Your objective | The full set of records must be set down verbatim.

━━ Input records ━━

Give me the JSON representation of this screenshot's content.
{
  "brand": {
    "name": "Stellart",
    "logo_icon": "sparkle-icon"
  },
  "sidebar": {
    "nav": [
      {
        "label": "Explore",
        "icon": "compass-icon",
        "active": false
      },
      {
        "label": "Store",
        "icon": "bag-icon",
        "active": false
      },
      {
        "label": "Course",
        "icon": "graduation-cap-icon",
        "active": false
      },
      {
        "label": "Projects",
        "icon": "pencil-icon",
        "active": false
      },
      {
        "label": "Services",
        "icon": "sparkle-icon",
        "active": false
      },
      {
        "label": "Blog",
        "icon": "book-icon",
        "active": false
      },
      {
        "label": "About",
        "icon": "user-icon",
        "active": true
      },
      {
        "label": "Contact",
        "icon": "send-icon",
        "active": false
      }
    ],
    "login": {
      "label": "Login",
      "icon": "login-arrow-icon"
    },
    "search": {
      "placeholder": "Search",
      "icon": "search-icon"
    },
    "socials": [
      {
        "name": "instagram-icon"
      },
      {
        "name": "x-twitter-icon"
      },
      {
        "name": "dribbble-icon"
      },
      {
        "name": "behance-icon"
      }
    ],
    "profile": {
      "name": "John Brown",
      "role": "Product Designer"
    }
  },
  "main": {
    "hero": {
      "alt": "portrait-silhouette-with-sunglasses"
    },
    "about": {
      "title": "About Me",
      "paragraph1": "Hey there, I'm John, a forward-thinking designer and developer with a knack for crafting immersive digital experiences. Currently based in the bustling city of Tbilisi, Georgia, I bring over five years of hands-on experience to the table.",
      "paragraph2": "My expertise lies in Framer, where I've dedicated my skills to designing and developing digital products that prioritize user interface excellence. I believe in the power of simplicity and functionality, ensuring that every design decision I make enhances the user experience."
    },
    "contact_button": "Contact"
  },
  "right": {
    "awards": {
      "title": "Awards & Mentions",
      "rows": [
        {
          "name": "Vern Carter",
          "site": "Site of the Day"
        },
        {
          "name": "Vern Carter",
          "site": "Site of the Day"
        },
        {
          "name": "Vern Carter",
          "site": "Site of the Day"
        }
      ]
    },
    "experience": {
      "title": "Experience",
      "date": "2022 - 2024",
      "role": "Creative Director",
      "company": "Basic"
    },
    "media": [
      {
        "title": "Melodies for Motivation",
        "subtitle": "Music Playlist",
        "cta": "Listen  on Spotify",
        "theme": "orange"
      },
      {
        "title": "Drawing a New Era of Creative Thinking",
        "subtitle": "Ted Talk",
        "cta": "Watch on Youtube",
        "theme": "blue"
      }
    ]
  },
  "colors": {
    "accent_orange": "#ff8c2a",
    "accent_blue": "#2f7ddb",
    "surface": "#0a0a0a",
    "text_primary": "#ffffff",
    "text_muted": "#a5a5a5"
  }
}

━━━

Output of the task |
Give me the JSON representation of this screenshot's content.
{
  "brand": {
    "name": "Stellart",
    "logo_icon": "sparkle-icon"
  },
  "sidebar": {
    "nav": [
      {
        "label": "Explore",
        "icon": "compass-icon",
        "active": false
      },
      {
        "label": "Store",
        "icon": "bag-icon",
        "active": false
      },
      {
        "label": "Course",
        "icon": "graduation-cap-icon",
        "active": false
      },
      {
        "label": "Projects",
        "icon": "pencil-icon",
        "active": false
      },
      {
        "label": "Services",
        "icon": "sparkle-icon",
        "active": false
      },
      {
        "label": "Blog",
        "icon": "book-icon",
        "active": false
      },
      {
        "label": "About",
        "icon": "user-icon",
        "active": true
      },
      {
        "label": "Contact",
        "icon": "send-icon",
        "active": false
      }
    ],
    "login": {
      "label": "Login",
      "icon": "login-arrow-icon"
    },
    "search": {
      "placeholder": "Search",
      "icon": "search-icon"
    },
    "socials": [
      {
        "name": "instagram-icon"
      },
      {
        "name": "x-twitter-icon"
      },
      {
        "name": "dribbble-icon"
      },
      {
        "name": "behance-icon"
      }
    ],
    "profile": {
      "name": "John Brown",
      "role": "Product Designer"
    }
  },
  "main": {
    "hero": {
      "alt": "portrait-silhouette-with-sunglasses"
    },
    "about": {
      "title": "About Me",
      "paragraph1": "Hey there, I'm John, a forward-thinking designer and developer with a knack for crafting immersive digital experiences. Currently based in the bustling city of Tbilisi, Georgia, I bring over five years of hands-on experience to the table.",
      "paragraph2": "My expertise lies in Framer, where I've dedicated my skills to designing and developing digital products that prioritize user interface excellence. I believe in the power of simplicity and functionality, ensuring that every design decision I make enhances the user experience."
    },
    "contact_button": "Contact"
  },
  "right": {
    "awards": {
      "title": "Awards & Mentions",
      "rows": [
        {
          "name": "Vern Carter",
          "site": "Site of the Day"
        },
        {
          "name": "Vern Carter",
          "site": "Site of the Day"
        },
        {
          "name": "Vern Carter",
          "site": "Site of the Day"
        }
      ]
    },
    "experience": {
      "title": "Experience",
      "date": "2022 - 2024",
      "role": "Creative Director",
      "company": "Basic"
    },
    "media": [
      {
        "title": "Melodies for Motivation",
        "subtitle": "Music Playlist",
        "cta": "Listen  on Spotify",
        "theme": "orange"
      },
      {
        "title": "Drawing a New Era of Creative Thinking",
        "subtitle": "Ted Talk",
        "cta": "Watch on Youtube",
        "theme": "blue"
      }
    ]
  },
  "colors": {
    "accent_orange": "#ff8c2a",
    "accent_blue": "#2f7ddb",
    "surface": "#0a0a0a",
    "text_primary": "#ffffff",
    "text_muted": "#a5a5a5"
  }
}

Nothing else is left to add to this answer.